The US Court of Appeals for the DC Circuit issued a decision last week rejecting all of the appeals of the decision by the Copyright Royalty Board (“CRB”) setting the rates that noninteractive webcasters pay to SoundExchange for the digital public performance of sound recordings in the period 2021-2025 (see our article here on the 2021 CRB decision). As detailed below, the Court rejected appeals from three parties, two that argued that the rates were set too high for specific classes of webcasters, and one from SoundExchange itself which argued that the rates should have been even higher.

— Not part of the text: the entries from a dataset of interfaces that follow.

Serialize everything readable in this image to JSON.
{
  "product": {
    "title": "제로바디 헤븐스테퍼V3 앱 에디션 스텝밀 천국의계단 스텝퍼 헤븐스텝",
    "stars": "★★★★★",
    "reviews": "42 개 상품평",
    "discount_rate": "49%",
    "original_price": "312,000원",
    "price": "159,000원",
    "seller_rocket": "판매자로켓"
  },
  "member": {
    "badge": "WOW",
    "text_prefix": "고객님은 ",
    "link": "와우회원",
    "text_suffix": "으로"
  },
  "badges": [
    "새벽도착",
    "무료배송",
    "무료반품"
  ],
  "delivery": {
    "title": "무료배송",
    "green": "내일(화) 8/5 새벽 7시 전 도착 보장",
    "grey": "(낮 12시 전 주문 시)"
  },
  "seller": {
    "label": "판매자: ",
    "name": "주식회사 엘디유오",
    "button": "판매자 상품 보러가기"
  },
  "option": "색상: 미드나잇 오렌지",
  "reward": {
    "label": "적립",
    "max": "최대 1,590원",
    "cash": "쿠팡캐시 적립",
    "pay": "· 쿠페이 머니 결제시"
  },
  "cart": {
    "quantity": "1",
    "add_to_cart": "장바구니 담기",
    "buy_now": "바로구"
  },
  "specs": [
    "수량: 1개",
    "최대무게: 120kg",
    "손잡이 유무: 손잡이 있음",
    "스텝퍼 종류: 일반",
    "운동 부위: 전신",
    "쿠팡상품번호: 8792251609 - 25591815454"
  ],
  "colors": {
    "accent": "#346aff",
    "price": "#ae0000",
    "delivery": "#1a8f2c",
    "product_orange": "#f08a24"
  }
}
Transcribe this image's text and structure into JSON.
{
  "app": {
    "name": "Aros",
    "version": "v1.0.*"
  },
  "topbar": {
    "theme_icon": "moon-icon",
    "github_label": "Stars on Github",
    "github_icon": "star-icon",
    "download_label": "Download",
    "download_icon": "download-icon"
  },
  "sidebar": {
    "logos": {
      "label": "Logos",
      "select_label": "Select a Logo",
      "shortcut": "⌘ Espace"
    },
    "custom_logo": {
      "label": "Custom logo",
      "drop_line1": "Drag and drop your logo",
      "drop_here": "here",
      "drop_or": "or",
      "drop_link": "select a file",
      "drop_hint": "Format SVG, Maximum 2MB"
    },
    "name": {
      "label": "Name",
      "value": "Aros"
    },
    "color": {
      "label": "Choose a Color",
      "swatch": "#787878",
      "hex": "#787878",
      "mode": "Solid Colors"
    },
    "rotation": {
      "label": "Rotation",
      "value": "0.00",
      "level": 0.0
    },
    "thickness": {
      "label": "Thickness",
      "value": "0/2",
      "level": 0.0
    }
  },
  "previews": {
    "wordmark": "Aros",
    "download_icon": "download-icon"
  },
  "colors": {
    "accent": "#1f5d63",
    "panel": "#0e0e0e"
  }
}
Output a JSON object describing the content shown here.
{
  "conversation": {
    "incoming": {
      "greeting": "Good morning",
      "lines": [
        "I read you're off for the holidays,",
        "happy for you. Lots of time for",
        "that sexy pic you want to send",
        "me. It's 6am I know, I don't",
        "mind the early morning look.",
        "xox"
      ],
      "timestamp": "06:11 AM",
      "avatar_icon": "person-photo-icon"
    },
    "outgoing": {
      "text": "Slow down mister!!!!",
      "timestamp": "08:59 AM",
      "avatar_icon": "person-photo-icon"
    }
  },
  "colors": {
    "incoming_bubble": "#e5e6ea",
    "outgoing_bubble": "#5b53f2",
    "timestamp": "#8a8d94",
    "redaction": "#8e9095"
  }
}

As a reminder, the CRB rates apply to all companies who provide a non-interactive, internet-delivered steam of programming which includes recorded music or other audio content, including broadcasters who simulcast their over-the-air programming on the internet. Congress established the process of setting rates through hearings by the CRB so that noninteractive webcasters would have access to all recorded and publicly released audio recordings without having to individually negotiate with each copyright holder (see our article here about the CRB’s responsibilities). Services pay these “statutory royalties” to SoundExchange, observe certain requirements that limit how often particular recordings are played so as to not make the services a substitute for buying recordings or listening to them through on-demand services (which pay higher royalties negotiated directly with the copyright holder), and report to SoundExchange what they play. SoundExchange collects the royalties and uses the reports of what the services played to distribute the royalties they collect. One-half of the royalties collected go to the performers on the sound recording, and one-half to the copyright holders of the recording, usually the record labels that own the copyrights for sound recordings.